Methods: We investigated two groups of diagnoses: oesophageal bleeding (unspecific code K92.0 vs. specific codes I85.0, K22.6, K22.8) and gastrointestinal bleeding (unspecific code K92.2 vs. 16 specific codes). We used data from the 2003 German Official Hospital Statistics and the Population and Area Statistics (source: Federal Statistical Office). East-West differences for specific and unspecific coding and the combination of both for each diagnosis group were analyzed with separate Negative Binomial Regression Models, respectively. The models adjusted for age, sex, and population density.
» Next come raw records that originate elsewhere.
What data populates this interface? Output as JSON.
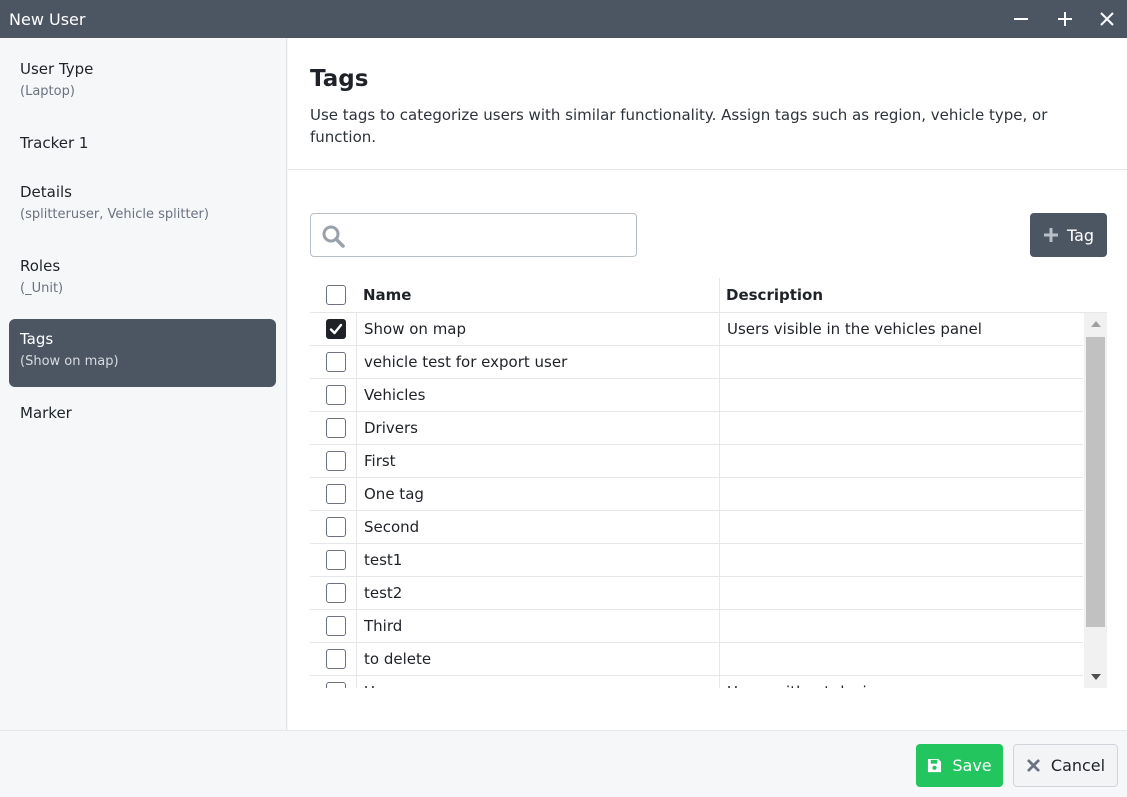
{
  "window": {
    "title": "New User",
    "minimize_icon": "minus-icon",
    "maximize_icon": "plus-icon",
    "close_icon": "close-icon"
  },
  "sidebar": {
    "items": [
      {
        "label": "User Type",
        "sub": "(Laptop)"
      },
      {
        "label": "Tracker 1",
        "sub": ""
      },
      {
        "label": "Details",
        "sub": "(splitteruser, Vehicle splitter)"
      },
      {
        "label": "Roles",
        "sub": "(_Unit)"
      },
      {
        "label": "Tags",
        "sub": "(Show on map)"
      },
      {
        "label": "Marker",
        "sub": ""
      }
    ],
    "active_index": 4
  },
  "main": {
    "title": "Tags",
    "description": "Use tags to categorize users with similar functionality. Assign tags such as region, vehicle type, or function.",
    "search": {
      "placeholder": "",
      "value": ""
    },
    "add_tag_label": "Tag"
  },
  "table": {
    "columns": {
      "name": "Name",
      "description": "Description"
    },
    "rows": [
      {
        "name": "Show on map",
        "description": "Users visible in the vehicles panel",
        "checked": true
      },
      {
        "name": "vehicle test for export user",
        "description": "",
        "checked": false
      },
      {
        "name": "Vehicles",
        "description": "",
        "checked": false
      },
      {
        "name": "Drivers",
        "description": "",
        "checked": false
      },
      {
        "name": "First",
        "description": "",
        "checked": false
      },
      {
        "name": "One tag",
        "description": "",
        "checked": false
      },
      {
        "name": "Second",
        "description": "",
        "checked": false
      },
      {
        "name": "test1",
        "description": "",
        "checked": false
      },
      {
        "name": "test2",
        "description": "",
        "checked": false
      },
      {
        "name": "Third",
        "description": "",
        "checked": false
      },
      {
        "name": "to delete",
        "description": "",
        "checked": false
      },
      {
        "name": "Users",
        "description": "Users without device",
        "checked": false
      }
    ]
  },
  "footer": {
    "save_label": "Save",
    "cancel_label": "Cancel"
  },
  "colors": {
    "titlebar": "#4c5663",
    "save": "#22c55e",
    "active_nav": "#4c5663"
  }
}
Results: In total, 121,537 hospitalizations with a discharge diagnosis related to UGI bleeding were identified. Specific diagnoses of oesophageal bleeding were coded more often in East Germany (RR=1.23, 95% CI 1.15-1.30) than in West Germany whereas it was the reverse for haematemesis (RR=0.61, 95% CI 0.55-0.68). In the combined analysis of specific and unspecific oesophageal bleeding, this East-West difference was no longer present: RR=1.05 (95% CI 0.99-1.11). A similar pattern was seen for gastrointestinal bleeding: RR=1.29 (95% CI 1.23-1.34) for specific diagnoses, RR=0.87 (95% CI 0.84-0.91) for gastrointestinal haemorrhage with unspecified location (K92.2), and RR=1.07 (95%CI 1.04-1.11) in the combined analysis of these diagnoses.

Discussion: There appear to be different coding practices for hospital discharge diagnoses in East and West Germany related to UGI bleeding with more specific coding of the underlying disease in East Germany. Therefore regional different disease incidences should be interpreted with caution since this fact might be due to different regional coding practices.